Photo provided by FlickrThey will help jump start the biological process needed to support live fish in your tank
Photo provided by Flickrfirst fish to start the cycling process very soon after getting your fish tank set up.
Photo provided by Flickr

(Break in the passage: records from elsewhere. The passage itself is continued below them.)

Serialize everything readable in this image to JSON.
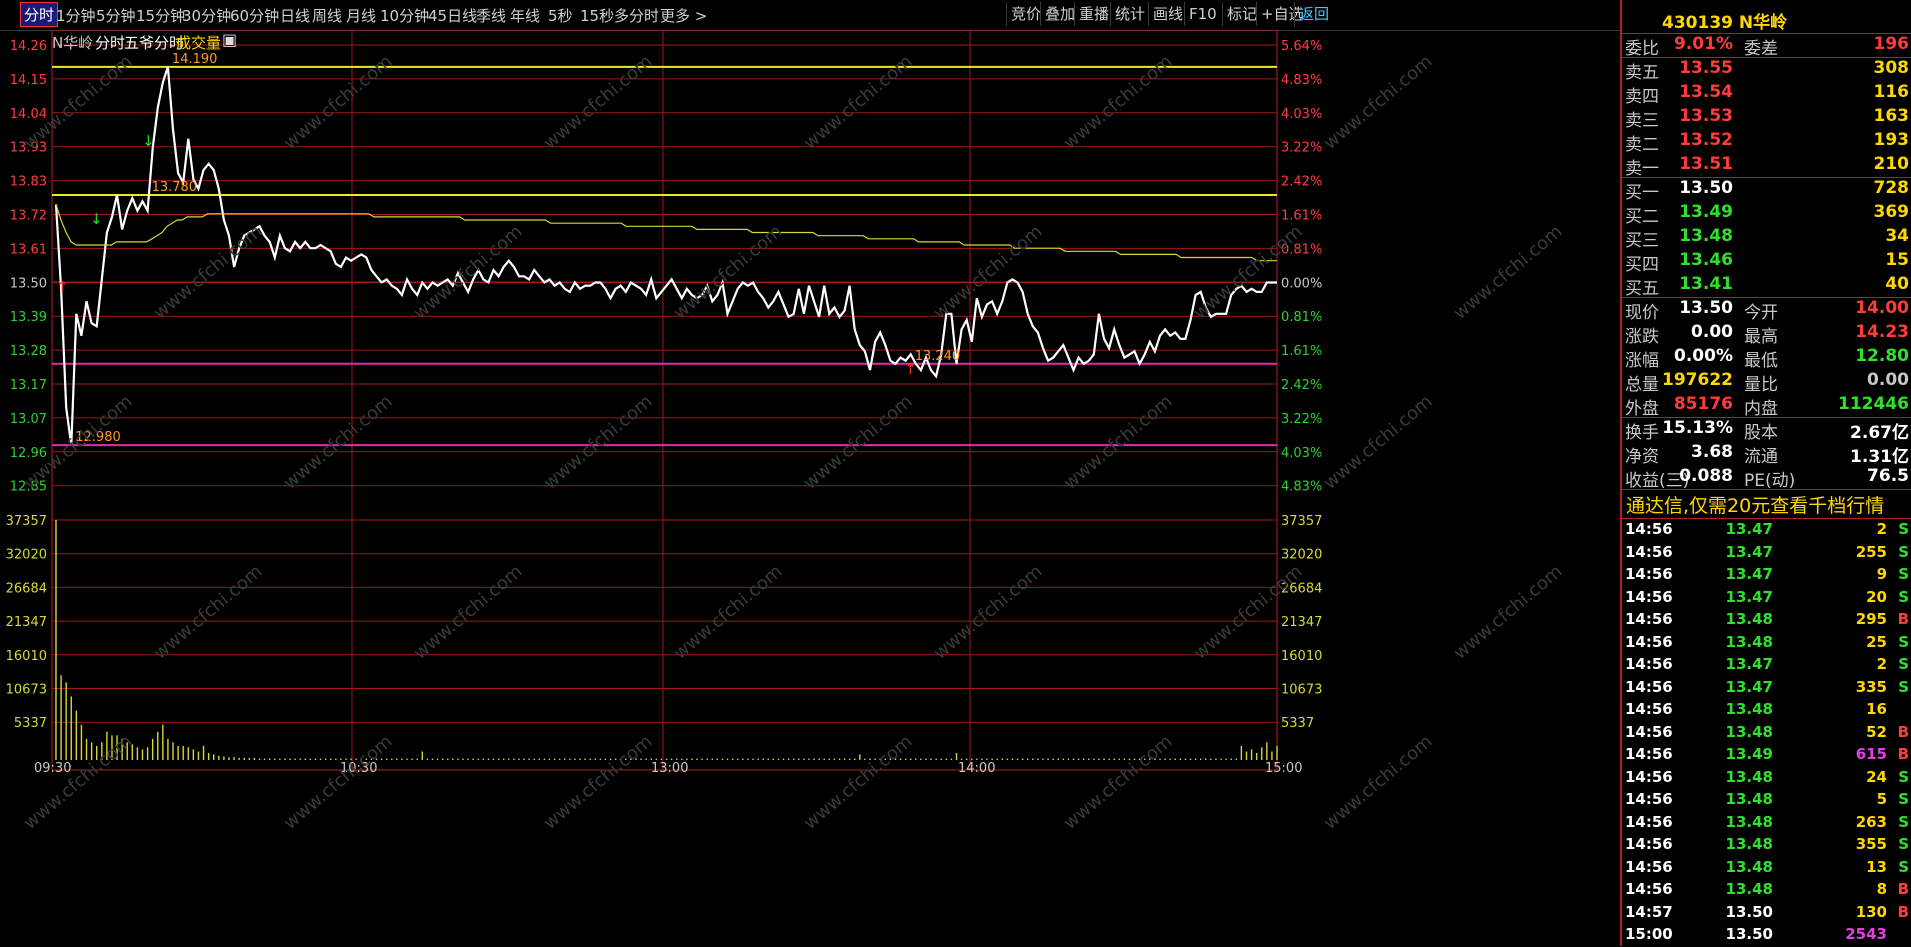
{
  "top_tabs": [
    "分时",
    "1分钟",
    "5分钟",
    "15分钟",
    "30分钟",
    "60分钟",
    "日线",
    "周线",
    "月线",
    "10分钟",
    "45日线",
    "季线",
    "年线",
    "5秒",
    "15秒",
    "多分时",
    "更多 >"
  ],
  "right_buttons": [
    "竞价",
    "叠加",
    "重播",
    "统计",
    "画线",
    "F10",
    "标记",
    "+自选",
    "返回"
  ],
  "header": {
    "name": "N华岭",
    "mode": "分时",
    "five_fen": "五爷分时",
    "volume_label": "成交量"
  },
  "chart_data": {
    "type": "line",
    "price_axis_left": [
      "14.26",
      "14.15",
      "14.04",
      "13.93",
      "13.83",
      "13.72",
      "13.61",
      "13.50",
      "13.39",
      "13.28",
      "13.17",
      "13.07",
      "12.96",
      "12.85"
    ],
    "pct_axis_right": [
      "5.64%",
      "4.83%",
      "4.03%",
      "3.22%",
      "2.42%",
      "1.61%",
      "0.81%",
      "0.00%",
      "0.81%",
      "1.61%",
      "2.42%",
      "3.22%",
      "4.03%",
      "4.83%"
    ],
    "vol_axis": [
      "37357",
      "32020",
      "26684",
      "21347",
      "16010",
      "10673",
      "5337"
    ],
    "time_labels": [
      "09:30",
      "10:30",
      "13:00",
      "14:00",
      "15:00"
    ],
    "prev_close": 13.5,
    "price_range": [
      12.8,
      14.32
    ],
    "annotations": [
      {
        "text": "14.190",
        "price": 14.19,
        "index": 22
      },
      {
        "text": "13.780",
        "price": 13.78,
        "index": 18
      },
      {
        "text": "13.240",
        "price": 13.24,
        "index": 168
      },
      {
        "text": "12.980",
        "price": 12.98,
        "index": 3
      }
    ],
    "series": [
      {
        "color": "#ffffff",
        "values": [
          13.75,
          13.48,
          13.1,
          12.98,
          13.4,
          13.33,
          13.44,
          13.37,
          13.36,
          13.51,
          13.66,
          13.71,
          13.78,
          13.67,
          13.73,
          13.77,
          13.73,
          13.76,
          13.73,
          13.93,
          14.06,
          14.14,
          14.19,
          13.99,
          13.85,
          13.82,
          13.96,
          13.83,
          13.8,
          13.86,
          13.88,
          13.86,
          13.8,
          13.7,
          13.65,
          13.55,
          13.61,
          13.65,
          13.66,
          13.67,
          13.68,
          13.65,
          13.63,
          13.58,
          13.65,
          13.61,
          13.6,
          13.63,
          13.61,
          13.63,
          13.61,
          13.61,
          13.62,
          13.61,
          13.6,
          13.56,
          13.55,
          13.58,
          13.57,
          13.58,
          13.59,
          13.58,
          13.54,
          13.52,
          13.5,
          13.51,
          13.49,
          13.48,
          13.46,
          13.51,
          13.48,
          13.46,
          13.5,
          13.48,
          13.5,
          13.49,
          13.5,
          13.51,
          13.49,
          13.53,
          13.5,
          13.47,
          13.51,
          13.54,
          13.51,
          13.5,
          13.54,
          13.52,
          13.55,
          13.57,
          13.55,
          13.52,
          13.52,
          13.51,
          13.54,
          13.52,
          13.5,
          13.51,
          13.49,
          13.5,
          13.48,
          13.47,
          13.5,
          13.48,
          13.49,
          13.49,
          13.5,
          13.5,
          13.48,
          13.45,
          13.48,
          13.49,
          13.47,
          13.5,
          13.49,
          13.48,
          13.46,
          13.51,
          13.45,
          13.47,
          13.49,
          13.51,
          13.48,
          13.45,
          13.48,
          13.46,
          13.45,
          13.46,
          13.49,
          13.44,
          13.46,
          13.5,
          13.4,
          13.44,
          13.48,
          13.5,
          13.49,
          13.5,
          13.47,
          13.45,
          13.42,
          13.44,
          13.47,
          13.43,
          13.39,
          13.4,
          13.48,
          13.4,
          13.49,
          13.44,
          13.39,
          13.49,
          13.4,
          13.42,
          13.39,
          13.41,
          13.49,
          13.35,
          13.3,
          13.28,
          13.22,
          13.31,
          13.34,
          13.3,
          13.25,
          13.24,
          13.26,
          13.25,
          13.27,
          13.24,
          13.22,
          13.26,
          13.22,
          13.2,
          13.27,
          13.4,
          13.4,
          13.24,
          13.35,
          13.38,
          13.31,
          13.45,
          13.39,
          13.43,
          13.44,
          13.4,
          13.44,
          13.5,
          13.51,
          13.5,
          13.47,
          13.4,
          13.36,
          13.34,
          13.29,
          13.25,
          13.26,
          13.28,
          13.3,
          13.26,
          13.22,
          13.26,
          13.24,
          13.25,
          13.27,
          13.4,
          13.32,
          13.29,
          13.35,
          13.3,
          13.26,
          13.27,
          13.28,
          13.24,
          13.27,
          13.31,
          13.28,
          13.33,
          13.35,
          13.33,
          13.34,
          13.32,
          13.32,
          13.38,
          13.46,
          13.47,
          13.42,
          13.39,
          13.4,
          13.4,
          13.4,
          13.46,
          13.48,
          13.49,
          13.47,
          13.48,
          13.47,
          13.47,
          13.5,
          13.5,
          13.5
        ]
      },
      {
        "color": "#d8d830",
        "values": [
          13.75,
          13.7,
          13.66,
          13.63,
          13.62,
          13.62,
          13.62,
          13.62,
          13.62,
          13.62,
          13.62,
          13.62,
          13.63,
          13.63,
          13.63,
          13.63,
          13.63,
          13.63,
          13.63,
          13.64,
          13.65,
          13.66,
          13.68,
          13.69,
          13.7,
          13.7,
          13.71,
          13.71,
          13.71,
          13.71,
          13.72,
          13.72,
          13.72,
          13.72,
          13.72,
          13.72,
          13.72,
          13.72,
          13.72,
          13.72,
          13.72,
          13.72,
          13.72,
          13.72,
          13.72,
          13.72,
          13.72,
          13.72,
          13.72,
          13.72,
          13.72,
          13.72,
          13.72,
          13.72,
          13.72,
          13.72,
          13.72,
          13.72,
          13.72,
          13.72,
          13.72,
          13.72,
          13.72,
          13.71,
          13.71,
          13.71,
          13.71,
          13.71,
          13.71,
          13.71,
          13.71,
          13.71,
          13.71,
          13.71,
          13.71,
          13.71,
          13.71,
          13.71,
          13.71,
          13.71,
          13.71,
          13.7,
          13.7,
          13.7,
          13.7,
          13.7,
          13.7,
          13.7,
          13.7,
          13.7,
          13.7,
          13.7,
          13.7,
          13.7,
          13.7,
          13.7,
          13.7,
          13.7,
          13.69,
          13.69,
          13.69,
          13.69,
          13.69,
          13.69,
          13.69,
          13.69,
          13.69,
          13.69,
          13.69,
          13.69,
          13.69,
          13.69,
          13.69,
          13.68,
          13.68,
          13.68,
          13.68,
          13.68,
          13.68,
          13.68,
          13.68,
          13.68,
          13.68,
          13.68,
          13.68,
          13.68,
          13.68,
          13.67,
          13.67,
          13.67,
          13.67,
          13.67,
          13.67,
          13.67,
          13.67,
          13.67,
          13.67,
          13.67,
          13.66,
          13.66,
          13.66,
          13.66,
          13.66,
          13.66,
          13.66,
          13.66,
          13.66,
          13.66,
          13.66,
          13.66,
          13.66,
          13.65,
          13.65,
          13.65,
          13.65,
          13.65,
          13.65,
          13.65,
          13.65,
          13.65,
          13.65,
          13.64,
          13.64,
          13.64,
          13.64,
          13.64,
          13.64,
          13.64,
          13.64,
          13.64,
          13.64,
          13.63,
          13.63,
          13.63,
          13.63,
          13.63,
          13.63,
          13.63,
          13.63,
          13.63,
          13.62,
          13.62,
          13.62,
          13.62,
          13.62,
          13.62,
          13.62,
          13.62,
          13.62,
          13.62,
          13.61,
          13.61,
          13.61,
          13.61,
          13.61,
          13.61,
          13.61,
          13.61,
          13.61,
          13.61,
          13.6,
          13.6,
          13.6,
          13.6,
          13.6,
          13.6,
          13.6,
          13.6,
          13.6,
          13.6,
          13.6,
          13.59,
          13.59,
          13.59,
          13.59,
          13.59,
          13.59,
          13.59,
          13.59,
          13.59,
          13.59,
          13.59,
          13.59,
          13.58,
          13.58,
          13.58,
          13.58,
          13.58,
          13.58,
          13.58,
          13.58,
          13.58,
          13.58,
          13.58,
          13.58,
          13.58,
          13.58,
          13.58,
          13.57,
          13.57,
          13.57,
          13.57,
          13.57
        ]
      }
    ],
    "volume": [
      34000,
      12000,
      11000,
      9000,
      7000,
      5000,
      3000,
      2500,
      2000,
      2500,
      4000,
      3500,
      3500,
      3000,
      2500,
      2200,
      1800,
      1500,
      1800,
      3000,
      4000,
      5000,
      3000,
      2500,
      2000,
      2000,
      1800,
      1500,
      1200,
      2000,
      1000,
      800,
      600,
      500,
      400,
      400,
      300,
      300,
      300,
      300,
      200,
      200,
      200,
      200,
      200,
      200,
      200,
      200,
      200,
      200,
      200,
      200,
      200,
      200,
      200,
      200,
      200,
      200,
      200,
      200,
      200,
      200,
      200,
      200,
      200,
      200,
      200,
      200,
      200,
      200,
      200,
      200,
      1200,
      200,
      200,
      200,
      200,
      200,
      200,
      200,
      200,
      200,
      200,
      200,
      200,
      200,
      200,
      200,
      200,
      200,
      200,
      200,
      200,
      200,
      200,
      200,
      200,
      200,
      200,
      200,
      200,
      200,
      200,
      200,
      200,
      200,
      200,
      200,
      200,
      200,
      200,
      200,
      200,
      200,
      200,
      200,
      200,
      200,
      200,
      200,
      200,
      200,
      200,
      200,
      200,
      200,
      200,
      200,
      200,
      200,
      200,
      200,
      200,
      200,
      200,
      200,
      200,
      200,
      200,
      200,
      200,
      200,
      200,
      200,
      200,
      200,
      200,
      200,
      200,
      200,
      200,
      200,
      200,
      200,
      200,
      200,
      200,
      200,
      800,
      200,
      200,
      200,
      200,
      200,
      200,
      200,
      200,
      200,
      200,
      200,
      200,
      200,
      200,
      200,
      200,
      200,
      200,
      1000,
      200,
      200,
      200,
      200,
      200,
      200,
      200,
      200,
      200,
      200,
      200,
      200,
      200,
      200,
      200,
      200,
      200,
      200,
      200,
      200,
      200,
      200,
      200,
      200,
      200,
      200,
      200,
      200,
      200,
      200,
      200,
      200,
      200,
      200,
      200,
      200,
      200,
      200,
      200,
      200,
      200,
      200,
      200,
      200,
      200,
      200,
      200,
      200,
      200,
      200,
      200,
      200,
      200,
      200,
      200,
      2000,
      1200,
      1500,
      1000,
      1800,
      2500,
      1200,
      2000
    ]
  },
  "quote": {
    "code_name": "430139 N华岭",
    "weibi": {
      "label": "委比",
      "value": "9.01%",
      "label2": "委差",
      "value2": "196"
    },
    "asks": [
      {
        "label": "卖五",
        "price": "13.55",
        "vol": "308"
      },
      {
        "label": "卖四",
        "price": "13.54",
        "vol": "116"
      },
      {
        "label": "卖三",
        "price": "13.53",
        "vol": "163"
      },
      {
        "label": "卖二",
        "price": "13.52",
        "vol": "193"
      },
      {
        "label": "卖一",
        "price": "13.51",
        "vol": "210"
      }
    ],
    "bids": [
      {
        "label": "买一",
        "price": "13.50",
        "vol": "728"
      },
      {
        "label": "买二",
        "price": "13.49",
        "vol": "369"
      },
      {
        "label": "买三",
        "price": "13.48",
        "vol": "34"
      },
      {
        "label": "买四",
        "price": "13.46",
        "vol": "15"
      },
      {
        "label": "买五",
        "price": "13.41",
        "vol": "40"
      }
    ],
    "stats": [
      {
        "l1": "现价",
        "v1": "13.50",
        "l2": "今开",
        "v2": "14.00"
      },
      {
        "l1": "涨跌",
        "v1": "0.00",
        "l2": "最高",
        "v2": "14.23"
      },
      {
        "l1": "涨幅",
        "v1": "0.00%",
        "l2": "最低",
        "v2": "12.80"
      },
      {
        "l1": "总量",
        "v1": "197622",
        "l2": "量比",
        "v2": "0.00"
      },
      {
        "l1": "外盘",
        "v1": "85176",
        "l2": "内盘",
        "v2": "112446"
      }
    ],
    "fin": [
      {
        "l1": "换手",
        "v1": "15.13%",
        "l2": "股本",
        "v2": "2.67亿"
      },
      {
        "l1": "净资",
        "v1": "3.68",
        "l2": "流通",
        "v2": "1.31亿"
      },
      {
        "l1": "收益(三)",
        "v1": "0.088",
        "l2": "PE(动)",
        "v2": "76.5"
      }
    ],
    "notice": "通达信,仅需20元查看千档行情",
    "ticks": [
      {
        "t": "14:56",
        "p": "13.47",
        "v": "2",
        "s": "S"
      },
      {
        "t": "14:56",
        "p": "13.47",
        "v": "255",
        "s": "S"
      },
      {
        "t": "14:56",
        "p": "13.47",
        "v": "9",
        "s": "S"
      },
      {
        "t": "14:56",
        "p": "13.47",
        "v": "20",
        "s": "S"
      },
      {
        "t": "14:56",
        "p": "13.48",
        "v": "295",
        "s": "B"
      },
      {
        "t": "14:56",
        "p": "13.48",
        "v": "25",
        "s": "S"
      },
      {
        "t": "14:56",
        "p": "13.47",
        "v": "2",
        "s": "S"
      },
      {
        "t": "14:56",
        "p": "13.47",
        "v": "335",
        "s": "S"
      },
      {
        "t": "14:56",
        "p": "13.48",
        "v": "16",
        "s": ""
      },
      {
        "t": "14:56",
        "p": "13.48",
        "v": "52",
        "s": "B"
      },
      {
        "t": "14:56",
        "p": "13.49",
        "v": "615",
        "s": "B"
      },
      {
        "t": "14:56",
        "p": "13.48",
        "v": "24",
        "s": "S"
      },
      {
        "t": "14:56",
        "p": "13.48",
        "v": "5",
        "s": "S"
      },
      {
        "t": "14:56",
        "p": "13.48",
        "v": "263",
        "s": "S"
      },
      {
        "t": "14:56",
        "p": "13.48",
        "v": "355",
        "s": "S"
      },
      {
        "t": "14:56",
        "p": "13.48",
        "v": "13",
        "s": "S"
      },
      {
        "t": "14:56",
        "p": "13.48",
        "v": "8",
        "s": "B"
      },
      {
        "t": "14:57",
        "p": "13.50",
        "v": "130",
        "s": "B"
      },
      {
        "t": "15:00",
        "p": "13.50",
        "v": "2543",
        "s": ""
      }
    ]
  }
}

However, many do start with just a small fish tank, so we want to give you a list of items to use with your small aquarium so that you can increase your chances for success in tropical fishkeeping. If you need help with setting up your new tank, check out the page.In a new aquarium, harmful ammonia and nitrite build up from fish waste, often resulting in fish loss or new tank syndrome. The unique, patented nitrifying bacteria in QUICK START are scientifically proven to quickly consume ammonia and nitrite to help prevent new tank syndrome. Allows immediate addition of fish to a new freshwater or saltwater aquarium. Use when starting a new aquarium, adding new fish, changing water, changing filter media, after medicating , or whenever ammonia or nitrite are detected. Allows instant addition of fish. Limits toxic ammonia and nitrite. Helps prevent fish loss. Immediately starts aquarium cycle. Contains live, nitrifying bacteria. No refrigeration required. All natural.Below is a typical start-up kit for a small 2 gallon mini-bow aquarium. It comes with a lighted hood, a small packet of sample fish food, an undergravel filter and a small air pump. You will need to get some other items as well for your aquarium. As mentioned previously, a small tank can be more work than a large tank because you really have to stay on top of those water changes to prevent the small aquarium from becoming too polluted. Here is a list of the bare minimum things to have for any small aquarium:
It's a good idea to have in mind what kind of freshwater aquarium fish you want to keep in your freshwater aquarium setup before you purchase an aquarium. Some fish only grow to be an inch or two, whereas other types of tropical fish can grow 12 or 13 inches or more in length! Knowing what kind of fish you want will help you decide the size of the tank they will need. If this is your first time with an aquarium, it may be a good idea to start with a 10 or 20 gallon aquarium setup for now and stock it with some smaller and hardier species.